RECORDS PROVIDED:
--
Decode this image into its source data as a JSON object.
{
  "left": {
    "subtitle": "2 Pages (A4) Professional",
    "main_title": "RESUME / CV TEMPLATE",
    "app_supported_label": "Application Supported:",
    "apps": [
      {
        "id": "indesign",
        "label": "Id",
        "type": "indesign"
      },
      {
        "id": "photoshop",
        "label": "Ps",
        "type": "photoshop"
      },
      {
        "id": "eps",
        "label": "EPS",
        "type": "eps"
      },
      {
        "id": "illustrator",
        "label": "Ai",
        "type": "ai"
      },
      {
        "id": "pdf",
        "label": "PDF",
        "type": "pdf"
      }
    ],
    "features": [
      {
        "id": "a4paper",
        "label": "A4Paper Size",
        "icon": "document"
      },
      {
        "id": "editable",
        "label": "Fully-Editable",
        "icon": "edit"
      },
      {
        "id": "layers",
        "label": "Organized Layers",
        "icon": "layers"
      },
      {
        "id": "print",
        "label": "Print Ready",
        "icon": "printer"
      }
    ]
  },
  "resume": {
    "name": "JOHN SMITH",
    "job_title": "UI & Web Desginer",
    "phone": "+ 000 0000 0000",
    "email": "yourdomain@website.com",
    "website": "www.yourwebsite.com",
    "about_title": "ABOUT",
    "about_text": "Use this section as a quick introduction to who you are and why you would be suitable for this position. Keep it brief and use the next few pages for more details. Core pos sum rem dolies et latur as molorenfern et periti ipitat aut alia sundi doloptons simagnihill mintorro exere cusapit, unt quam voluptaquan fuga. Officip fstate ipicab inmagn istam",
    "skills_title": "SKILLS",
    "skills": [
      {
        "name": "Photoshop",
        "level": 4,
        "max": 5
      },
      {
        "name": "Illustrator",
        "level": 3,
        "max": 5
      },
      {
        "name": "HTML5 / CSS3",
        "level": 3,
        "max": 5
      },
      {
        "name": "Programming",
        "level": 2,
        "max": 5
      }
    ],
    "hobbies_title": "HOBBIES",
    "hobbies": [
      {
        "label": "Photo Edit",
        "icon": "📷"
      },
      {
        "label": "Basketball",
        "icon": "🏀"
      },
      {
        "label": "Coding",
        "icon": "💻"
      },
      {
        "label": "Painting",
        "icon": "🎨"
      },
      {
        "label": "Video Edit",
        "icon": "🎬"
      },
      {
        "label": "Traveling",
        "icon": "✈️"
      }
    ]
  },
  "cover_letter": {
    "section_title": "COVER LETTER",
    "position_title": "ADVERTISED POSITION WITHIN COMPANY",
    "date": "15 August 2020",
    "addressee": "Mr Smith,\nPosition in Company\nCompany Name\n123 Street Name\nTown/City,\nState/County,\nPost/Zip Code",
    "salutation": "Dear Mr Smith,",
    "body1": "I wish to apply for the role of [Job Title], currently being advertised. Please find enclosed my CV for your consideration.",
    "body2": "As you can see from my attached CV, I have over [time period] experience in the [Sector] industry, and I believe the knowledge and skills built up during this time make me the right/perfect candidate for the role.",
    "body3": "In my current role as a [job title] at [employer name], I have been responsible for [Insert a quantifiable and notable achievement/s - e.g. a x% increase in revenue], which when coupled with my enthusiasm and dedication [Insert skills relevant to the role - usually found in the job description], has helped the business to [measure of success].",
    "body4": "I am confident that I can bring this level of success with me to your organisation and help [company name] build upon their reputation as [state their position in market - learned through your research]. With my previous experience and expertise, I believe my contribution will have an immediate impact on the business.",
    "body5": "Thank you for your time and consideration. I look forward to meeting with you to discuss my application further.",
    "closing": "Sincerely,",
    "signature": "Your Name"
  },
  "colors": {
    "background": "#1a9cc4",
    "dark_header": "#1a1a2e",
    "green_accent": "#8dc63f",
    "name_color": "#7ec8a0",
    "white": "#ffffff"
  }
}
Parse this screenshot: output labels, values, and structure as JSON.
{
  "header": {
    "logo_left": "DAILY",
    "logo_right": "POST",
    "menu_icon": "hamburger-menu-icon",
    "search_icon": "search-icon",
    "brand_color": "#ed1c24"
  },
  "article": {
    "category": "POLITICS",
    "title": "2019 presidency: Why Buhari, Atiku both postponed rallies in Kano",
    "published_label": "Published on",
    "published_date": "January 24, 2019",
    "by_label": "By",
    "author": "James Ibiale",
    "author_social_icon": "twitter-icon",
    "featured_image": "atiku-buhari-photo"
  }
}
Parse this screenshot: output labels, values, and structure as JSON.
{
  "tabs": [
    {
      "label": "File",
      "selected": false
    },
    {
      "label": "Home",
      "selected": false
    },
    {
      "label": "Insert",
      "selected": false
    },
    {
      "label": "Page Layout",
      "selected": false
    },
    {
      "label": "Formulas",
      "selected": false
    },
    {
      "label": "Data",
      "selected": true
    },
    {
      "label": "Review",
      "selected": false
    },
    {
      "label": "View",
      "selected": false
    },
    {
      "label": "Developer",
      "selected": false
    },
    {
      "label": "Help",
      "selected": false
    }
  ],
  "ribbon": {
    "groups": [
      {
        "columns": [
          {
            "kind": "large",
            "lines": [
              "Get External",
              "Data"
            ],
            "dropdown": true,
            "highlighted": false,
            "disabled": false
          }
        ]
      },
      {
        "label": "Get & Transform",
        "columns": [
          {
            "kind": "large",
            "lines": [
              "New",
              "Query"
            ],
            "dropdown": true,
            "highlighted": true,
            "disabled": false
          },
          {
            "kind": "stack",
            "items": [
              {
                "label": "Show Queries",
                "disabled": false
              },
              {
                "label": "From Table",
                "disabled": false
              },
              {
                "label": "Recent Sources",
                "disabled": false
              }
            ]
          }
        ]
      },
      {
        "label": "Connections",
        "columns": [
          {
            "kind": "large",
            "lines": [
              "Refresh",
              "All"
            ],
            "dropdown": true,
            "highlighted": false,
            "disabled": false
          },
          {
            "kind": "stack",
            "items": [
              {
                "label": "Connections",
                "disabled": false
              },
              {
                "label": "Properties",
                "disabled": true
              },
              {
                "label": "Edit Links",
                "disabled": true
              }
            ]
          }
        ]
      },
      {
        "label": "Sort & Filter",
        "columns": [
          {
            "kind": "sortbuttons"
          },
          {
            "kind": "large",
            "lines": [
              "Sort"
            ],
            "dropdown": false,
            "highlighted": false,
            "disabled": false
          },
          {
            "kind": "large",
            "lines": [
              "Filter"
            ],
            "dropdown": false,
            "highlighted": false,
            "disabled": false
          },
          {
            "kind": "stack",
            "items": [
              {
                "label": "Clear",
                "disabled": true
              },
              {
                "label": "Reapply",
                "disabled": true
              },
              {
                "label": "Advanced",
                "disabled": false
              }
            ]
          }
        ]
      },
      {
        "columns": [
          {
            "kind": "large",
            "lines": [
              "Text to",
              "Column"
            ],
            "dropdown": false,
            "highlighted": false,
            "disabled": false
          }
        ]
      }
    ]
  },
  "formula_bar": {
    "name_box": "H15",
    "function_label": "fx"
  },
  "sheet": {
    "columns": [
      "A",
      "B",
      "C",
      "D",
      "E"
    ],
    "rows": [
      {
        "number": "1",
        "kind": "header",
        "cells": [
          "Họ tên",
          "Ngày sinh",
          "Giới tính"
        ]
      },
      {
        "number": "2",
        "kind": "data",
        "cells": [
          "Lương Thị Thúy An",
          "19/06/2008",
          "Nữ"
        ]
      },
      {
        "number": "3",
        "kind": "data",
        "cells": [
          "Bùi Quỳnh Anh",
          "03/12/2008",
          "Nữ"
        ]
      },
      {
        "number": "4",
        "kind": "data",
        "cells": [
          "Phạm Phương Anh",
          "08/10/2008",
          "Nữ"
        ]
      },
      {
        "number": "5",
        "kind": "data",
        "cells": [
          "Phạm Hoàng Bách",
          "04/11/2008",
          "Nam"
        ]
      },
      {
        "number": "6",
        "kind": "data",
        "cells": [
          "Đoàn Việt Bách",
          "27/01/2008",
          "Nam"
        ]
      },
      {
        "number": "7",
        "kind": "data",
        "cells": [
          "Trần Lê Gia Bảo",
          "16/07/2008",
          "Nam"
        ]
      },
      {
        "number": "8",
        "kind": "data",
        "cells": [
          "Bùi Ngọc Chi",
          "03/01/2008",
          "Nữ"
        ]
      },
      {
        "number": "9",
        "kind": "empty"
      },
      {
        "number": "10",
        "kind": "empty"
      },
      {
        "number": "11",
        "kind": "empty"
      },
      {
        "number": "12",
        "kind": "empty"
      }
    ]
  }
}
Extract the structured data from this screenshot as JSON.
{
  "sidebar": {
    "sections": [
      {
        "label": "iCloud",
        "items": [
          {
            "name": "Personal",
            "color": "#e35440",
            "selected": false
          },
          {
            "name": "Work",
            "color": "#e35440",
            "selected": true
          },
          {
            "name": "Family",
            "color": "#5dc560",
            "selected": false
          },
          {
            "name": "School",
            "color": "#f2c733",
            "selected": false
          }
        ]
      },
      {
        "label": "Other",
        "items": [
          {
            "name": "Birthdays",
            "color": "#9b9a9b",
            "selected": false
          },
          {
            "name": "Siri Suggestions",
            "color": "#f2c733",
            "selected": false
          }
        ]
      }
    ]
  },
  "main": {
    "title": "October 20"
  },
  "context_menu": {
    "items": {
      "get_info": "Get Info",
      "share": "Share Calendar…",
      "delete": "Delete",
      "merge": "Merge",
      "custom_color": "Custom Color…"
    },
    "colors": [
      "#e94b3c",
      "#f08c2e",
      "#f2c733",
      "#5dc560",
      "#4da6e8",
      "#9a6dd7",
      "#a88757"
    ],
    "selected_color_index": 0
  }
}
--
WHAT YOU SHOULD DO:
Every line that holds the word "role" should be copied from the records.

EXPECTED OUTPUT:
    "body1": "I wish to apply for the role of [Job Title], currently being advertised. Please find enclosed my CV for your consideration.",
    "body2": "As you can see from my attached CV, I have over [time period] experience in the [Sector] industry, and I believe the knowledge and skills built up during this time make me the right/perfect candidate for the role.",
    "body3": "In my current role as a [job title] at [employer name], I have been responsible for [Insert a quantifiable and notable achievement/s - e.g. a x% increase in revenue], which when coupled with my enthusiasm and dedication [Insert skills relevant to the role - usually found in the job description], has helped the business to [measure of success].",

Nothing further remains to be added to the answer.